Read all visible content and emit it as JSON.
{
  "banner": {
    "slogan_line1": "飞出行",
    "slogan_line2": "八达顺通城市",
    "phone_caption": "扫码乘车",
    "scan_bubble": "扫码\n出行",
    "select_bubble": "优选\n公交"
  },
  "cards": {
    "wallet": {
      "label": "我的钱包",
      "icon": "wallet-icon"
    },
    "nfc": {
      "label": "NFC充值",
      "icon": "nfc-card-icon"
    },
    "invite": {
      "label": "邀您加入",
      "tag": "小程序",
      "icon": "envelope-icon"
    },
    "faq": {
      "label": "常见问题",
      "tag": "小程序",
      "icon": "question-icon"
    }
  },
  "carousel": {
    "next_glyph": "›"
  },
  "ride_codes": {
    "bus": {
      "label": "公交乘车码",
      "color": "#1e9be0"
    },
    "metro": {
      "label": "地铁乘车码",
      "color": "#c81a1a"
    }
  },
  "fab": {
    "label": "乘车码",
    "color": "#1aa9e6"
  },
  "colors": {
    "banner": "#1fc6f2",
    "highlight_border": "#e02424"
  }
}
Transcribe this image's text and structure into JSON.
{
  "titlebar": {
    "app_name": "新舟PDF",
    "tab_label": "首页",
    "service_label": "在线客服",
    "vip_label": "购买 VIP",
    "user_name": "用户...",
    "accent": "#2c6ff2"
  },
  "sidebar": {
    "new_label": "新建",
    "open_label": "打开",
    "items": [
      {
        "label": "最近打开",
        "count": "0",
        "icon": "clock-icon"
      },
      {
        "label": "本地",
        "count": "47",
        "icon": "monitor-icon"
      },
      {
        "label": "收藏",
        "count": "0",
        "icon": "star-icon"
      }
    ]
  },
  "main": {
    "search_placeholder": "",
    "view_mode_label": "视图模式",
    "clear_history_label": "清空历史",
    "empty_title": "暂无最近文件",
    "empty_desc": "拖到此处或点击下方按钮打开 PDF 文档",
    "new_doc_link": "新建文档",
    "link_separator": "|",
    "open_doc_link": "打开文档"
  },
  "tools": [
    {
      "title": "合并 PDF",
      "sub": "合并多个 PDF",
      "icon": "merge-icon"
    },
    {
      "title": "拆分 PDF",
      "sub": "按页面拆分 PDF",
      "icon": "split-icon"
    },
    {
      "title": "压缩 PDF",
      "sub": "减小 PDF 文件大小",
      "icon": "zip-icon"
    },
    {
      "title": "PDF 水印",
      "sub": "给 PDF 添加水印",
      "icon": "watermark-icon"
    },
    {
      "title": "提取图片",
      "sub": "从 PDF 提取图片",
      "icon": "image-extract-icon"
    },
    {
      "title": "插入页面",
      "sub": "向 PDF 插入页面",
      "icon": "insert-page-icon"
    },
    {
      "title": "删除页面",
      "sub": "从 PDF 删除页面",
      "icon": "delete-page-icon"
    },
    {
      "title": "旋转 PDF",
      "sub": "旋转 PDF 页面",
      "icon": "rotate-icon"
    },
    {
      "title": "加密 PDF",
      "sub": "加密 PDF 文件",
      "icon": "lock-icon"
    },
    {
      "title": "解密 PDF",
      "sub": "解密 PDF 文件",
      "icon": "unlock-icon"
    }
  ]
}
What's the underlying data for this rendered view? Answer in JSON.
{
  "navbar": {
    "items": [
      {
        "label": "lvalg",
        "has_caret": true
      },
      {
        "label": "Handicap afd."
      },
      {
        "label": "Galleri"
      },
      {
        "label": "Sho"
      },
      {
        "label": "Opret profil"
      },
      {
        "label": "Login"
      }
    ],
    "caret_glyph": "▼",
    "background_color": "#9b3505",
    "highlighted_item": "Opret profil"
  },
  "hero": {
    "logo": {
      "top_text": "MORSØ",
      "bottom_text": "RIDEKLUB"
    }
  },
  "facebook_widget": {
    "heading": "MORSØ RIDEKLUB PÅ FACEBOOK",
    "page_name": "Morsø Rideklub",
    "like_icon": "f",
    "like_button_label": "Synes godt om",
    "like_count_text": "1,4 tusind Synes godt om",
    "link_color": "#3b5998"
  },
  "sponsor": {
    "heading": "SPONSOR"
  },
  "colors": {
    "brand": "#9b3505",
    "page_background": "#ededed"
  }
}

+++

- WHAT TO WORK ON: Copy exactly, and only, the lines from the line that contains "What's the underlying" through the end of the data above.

- EXPECTED ANSWER:
What's the underlying data for this rendered view? Answer in JSON.
{
  "navbar": {
    "items": [
      {
        "label": "lvalg",
        "has_caret": true
      },
      {
        "label": "Handicap afd."
      },
      {
        "label": "Galleri"
      },
      {
        "label": "Sho"
      },
      {
        "label": "Opret profil"
      },
      {
        "label": "Login"
      }
    ],
    "caret_glyph": "▼",
    "background_color": "#9b3505",
    "highlighted_item": "Opret profil"
  },
  "hero": {
    "logo": {
      "top_text": "MORSØ",
      "bottom_text": "RIDEKLUB"
    }
  },
  "facebook_widget": {
    "heading": "MORSØ RIDEKLUB PÅ FACEBOOK",
    "page_name": "Morsø Rideklub",
    "like_icon": "f",
    "like_button_label": "Synes godt om",
    "like_count_text": "1,4 tusind Synes godt om",
    "link_color": "#3b5998"
  },
  "sponsor": {
    "heading": "SPONSOR"
  },
  "colors": {
    "brand": "#9b3505",
    "page_background": "#ededed"
  }
}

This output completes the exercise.